The American Academy of Pediatrics (AAP) received funding from the Centers for Disease Control and Prevention to conduct the Physician Engagement and Training Focused on Breastfeeding project. The project aims to engage physicians and multidisciplinary stakeholders to (1) increase availability and accessibility of medical provider education and training related to breastfeeding, and (2) improve capacity of medical practitioners to facilitate the safe implementation of evidence-based maternity care practices at the hospital level and within their practices, and to promote continuity of breastfeeding-related care in their communities.
- Learning Collaborative to Implement AAFP Model Policy: Breastfeeding and Lactation for Medical Trainees
The AAP in partnership with the American Academy of Family Physicians (AAFP) National Research Network will design, implement, and facilitate learning collaboratives with medical schools and residency programs interested in implementing or adapting AAFPs policy on Breastfeeding and Lactation for Medical Trainees.
- Breastfeeding Curriculum
The AAP is working with a multidisciplinary team of breastfeeding experts and stakeholders to update and expand essential materials on the Breastfeeding Curriculum website.
- Culture Plan Supporting Breastfeeding Physicians and Trainees
Develop a plan to create a culture of support for breastfeeding within the medical community, emphasizing support for breastfeeding medical practitioners at all levels of training as a part of medical practitioner wellness. Click here to download the Culture Plan and Culture Plan Infographics.
- ACOG Statement: The Physician's Role in Human Milk Feeding
The AAP collaborated with the American College of Obstetricians and Gynecologists (ACOG) in the development of a document explaining the different types of lactation support personnel and how physicians can work effectively with them to support breastfeeding families.

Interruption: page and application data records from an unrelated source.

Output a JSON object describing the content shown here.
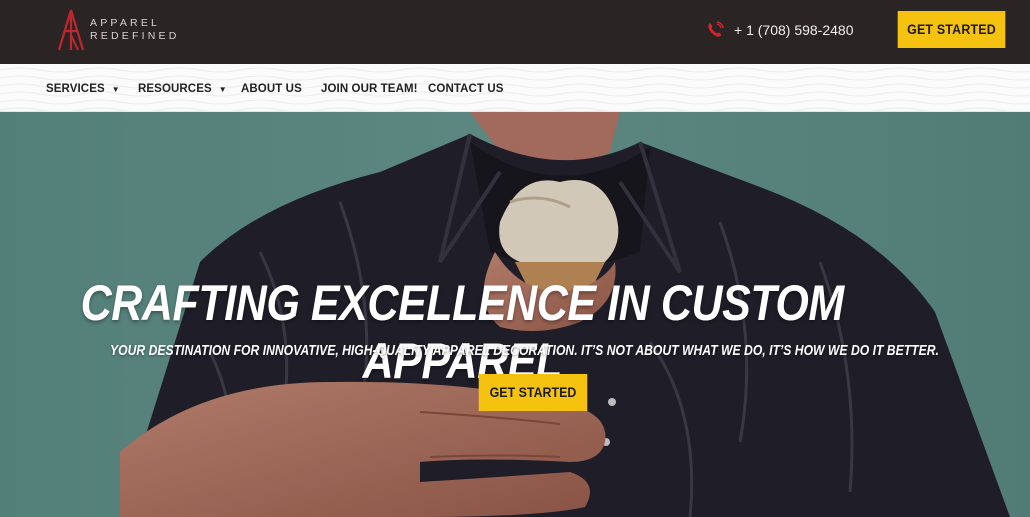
{
  "brand": {
    "line1": "APPAREL",
    "line2": "REDEFINED",
    "accent_color": "#c0262d"
  },
  "header": {
    "phone_icon": "phone-ringing-icon",
    "phone_text": "+ 1 (708) 598-2480",
    "cta_label": "GET STARTED",
    "cta_color": "#f4c20f"
  },
  "nav": {
    "items": [
      {
        "label": "SERVICES",
        "has_dropdown": true
      },
      {
        "label": "RESOURCES",
        "has_dropdown": true
      },
      {
        "label": "ABOUT US",
        "has_dropdown": false
      },
      {
        "label": "JOIN OUR TEAM!",
        "has_dropdown": false
      },
      {
        "label": "CONTACT US",
        "has_dropdown": false
      }
    ],
    "caret": "▼"
  },
  "hero": {
    "title": "CRAFTING EXCELLENCE IN CUSTOM APPAREL",
    "subtitle": "YOUR DESTINATION FOR INNOVATIVE, HIGH-QUALITY APPAREL DECORATION. IT’S NOT ABOUT WHAT WE DO, IT’S HOW WE DO IT BETTER.",
    "cta_label": "GET STARTED",
    "background_image": "person-in-dark-shirt-holding-ice-cream-cone"
  }
}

Past Project Achievements
The AAP developed a comprehensive action plan that includes recommendations for addressing: (1) gaps in breastfeeding training and education for physicians, with special emphasis on underserved populations and (2) training to support the safe implementation of evidence-based maternity practices supportive of breastfeeding. Strategies include integration of breastfeeding training in the various stages of formal medical education, encouraging culture change to support breastfeeding within the medical education and training process, and encouragement of continuity of care with community breastfeeding resources.
For additional project updates visit the Physician Education and Training Constellation webpage.
American Academy of Pediatrics